A father who forgot his baby was in the back of his car, a dad who beat his daughter so severely she had brain damage and his partner who desperately tried to take her to the hospital would be treated the same under mandatory sentencing, the Attorney-General argues.
Ms D'Ath argued against mandatory sentencing while introducing Labor's child killer laws on Tuesday, sharing details of two manslaughter cases.
In the first, a little girl, not even two months old, had four of her ribs broken by her father, her arm fractured and skull fractures so severe that she received brain damage.
The mother tried to seek medical treatment for the girl but her abusive partner actively discouraged her from calling an ambulance.
Over seven to 10 days, the mother repeatedly suggested taking the child to the hospital but he refused.
Unfortunately, when the mother, a victim of domestic violence, took the girl to the hospital, it was too late and her baby could not be saved.
With medical intervention, their daughter would have lived.
In the second case, a father forgot his nine-month-old child was in the back of his car and left her unattended for several hours.
She died of dehydration and the father was greatly distressed at the scene and afterwards when he realised what had happened.
All three parents, including the mother, entered pleas of guilty to manslaughter.
Ms D'Ath said a "fair-minded person" could not reasonably argue all three should be sentenced to the same mandatory minimum penalty of 15 years in jail.

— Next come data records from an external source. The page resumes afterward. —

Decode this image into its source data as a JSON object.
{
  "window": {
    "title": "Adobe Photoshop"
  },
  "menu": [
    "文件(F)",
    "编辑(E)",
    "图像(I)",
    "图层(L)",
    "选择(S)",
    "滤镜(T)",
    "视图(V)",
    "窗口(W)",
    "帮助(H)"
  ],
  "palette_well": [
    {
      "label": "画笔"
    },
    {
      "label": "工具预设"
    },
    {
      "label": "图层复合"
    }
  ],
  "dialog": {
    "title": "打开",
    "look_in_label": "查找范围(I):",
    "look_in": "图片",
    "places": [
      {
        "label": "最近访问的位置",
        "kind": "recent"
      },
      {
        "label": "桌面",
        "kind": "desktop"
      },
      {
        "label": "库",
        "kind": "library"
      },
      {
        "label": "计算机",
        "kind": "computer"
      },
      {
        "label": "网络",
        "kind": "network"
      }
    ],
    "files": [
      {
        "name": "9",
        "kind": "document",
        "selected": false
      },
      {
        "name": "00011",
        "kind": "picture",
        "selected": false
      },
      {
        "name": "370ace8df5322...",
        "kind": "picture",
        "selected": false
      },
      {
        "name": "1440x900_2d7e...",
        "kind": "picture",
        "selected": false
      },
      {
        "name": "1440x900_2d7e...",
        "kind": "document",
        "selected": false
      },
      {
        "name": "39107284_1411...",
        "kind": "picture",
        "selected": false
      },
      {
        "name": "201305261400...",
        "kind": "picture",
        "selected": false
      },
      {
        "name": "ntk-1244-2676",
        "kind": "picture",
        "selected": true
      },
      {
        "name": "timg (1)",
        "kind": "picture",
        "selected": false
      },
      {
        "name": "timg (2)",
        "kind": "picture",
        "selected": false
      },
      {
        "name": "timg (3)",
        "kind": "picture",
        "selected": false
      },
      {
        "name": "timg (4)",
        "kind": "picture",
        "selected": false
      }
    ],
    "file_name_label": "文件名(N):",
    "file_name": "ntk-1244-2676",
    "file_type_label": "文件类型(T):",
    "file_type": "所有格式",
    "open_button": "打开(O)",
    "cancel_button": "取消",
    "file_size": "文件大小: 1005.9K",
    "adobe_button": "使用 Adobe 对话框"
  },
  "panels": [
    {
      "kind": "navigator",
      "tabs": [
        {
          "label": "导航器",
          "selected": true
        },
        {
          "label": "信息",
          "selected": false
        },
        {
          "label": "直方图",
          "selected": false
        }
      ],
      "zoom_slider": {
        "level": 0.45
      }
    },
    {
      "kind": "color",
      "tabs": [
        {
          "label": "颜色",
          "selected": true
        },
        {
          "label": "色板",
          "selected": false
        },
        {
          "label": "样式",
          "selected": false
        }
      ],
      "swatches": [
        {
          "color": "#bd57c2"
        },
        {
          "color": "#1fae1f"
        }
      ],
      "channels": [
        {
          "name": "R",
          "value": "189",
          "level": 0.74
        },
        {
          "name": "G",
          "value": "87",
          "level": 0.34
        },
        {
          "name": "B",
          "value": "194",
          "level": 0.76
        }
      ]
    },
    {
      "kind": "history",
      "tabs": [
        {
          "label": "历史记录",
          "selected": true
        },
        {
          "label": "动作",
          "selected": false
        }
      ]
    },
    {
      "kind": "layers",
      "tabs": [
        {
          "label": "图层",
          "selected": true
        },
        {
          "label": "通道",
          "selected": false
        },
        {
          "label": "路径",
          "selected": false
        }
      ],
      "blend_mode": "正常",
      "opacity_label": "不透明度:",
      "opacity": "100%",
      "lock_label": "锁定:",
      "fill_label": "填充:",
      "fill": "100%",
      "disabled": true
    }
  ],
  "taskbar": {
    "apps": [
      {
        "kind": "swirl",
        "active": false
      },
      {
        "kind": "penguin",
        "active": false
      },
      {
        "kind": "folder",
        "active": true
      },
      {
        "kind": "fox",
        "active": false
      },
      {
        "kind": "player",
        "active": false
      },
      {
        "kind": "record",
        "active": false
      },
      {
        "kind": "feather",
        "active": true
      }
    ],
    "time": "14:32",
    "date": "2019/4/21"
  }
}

"The mother, who pleaded guilty to manslaughter on the basis that she did not obtain medical assistance for her child quickly enough, in a domestic and family violence context, would be sentenced potentially to 15 years jail under the LNP's proposed mandatory regime for manslaughter," she said.
"The same as her partner who violently assaulted her child and showed a callous disregard for their child's needs."
Ms D'Ath said mandatory sentencing for child manslaughter was a simplistic approach to a complex issue.
"These examples demonstrate the unacceptable injustice that would follow if this Parliament were to legislate for a minimum mandatory sentence for manslaughter," she said.
However, the LNP has argued Ms D'Ath got it wrong.
The opposition plans to introduce a private member's bill with an offence of child manslaughter on Wednesday, which would attract a mandatory 15-year jail penalty.
An LNP spokeswoman said their new offence would only target people who intentionally killed children.
LNP Shadow Attorney-General David Janetzki said any claim opposition's bill would capture accidental deaths was false.
"Without mandatory sentencing, Labor’s laws aren’t worth the paper they are written on," he said.
LNP leader Deb Frecklington has described Labor's laws as "soft".
The LNP has proposed a new offence of child manslaughter that would include a mandatory 15-year jail penalty.
The LNP would also increase the minimum non-parole period for the murder of a child from 20 to 25 years.
Labor's laws would redefine murder to include the unlawful killing of another if the death was caused by an act or omission with reckless indifference to human life.
It would add an aggravating factor to manslaughter of a child under 12, which would increase the lengths of sentences.
The bill would also increase the maximum penalty for the offence of failure to supply necessaries from three years imprisonment to seven years.
Family members of slain toddler Hemi Goodwin-Burke and Tiahleigh Palmer were in the public gallery as the bill was introduced. The average jail sentence for child manslaughter in Queensland is 6.8 years, compared with 8.5 years for an adult.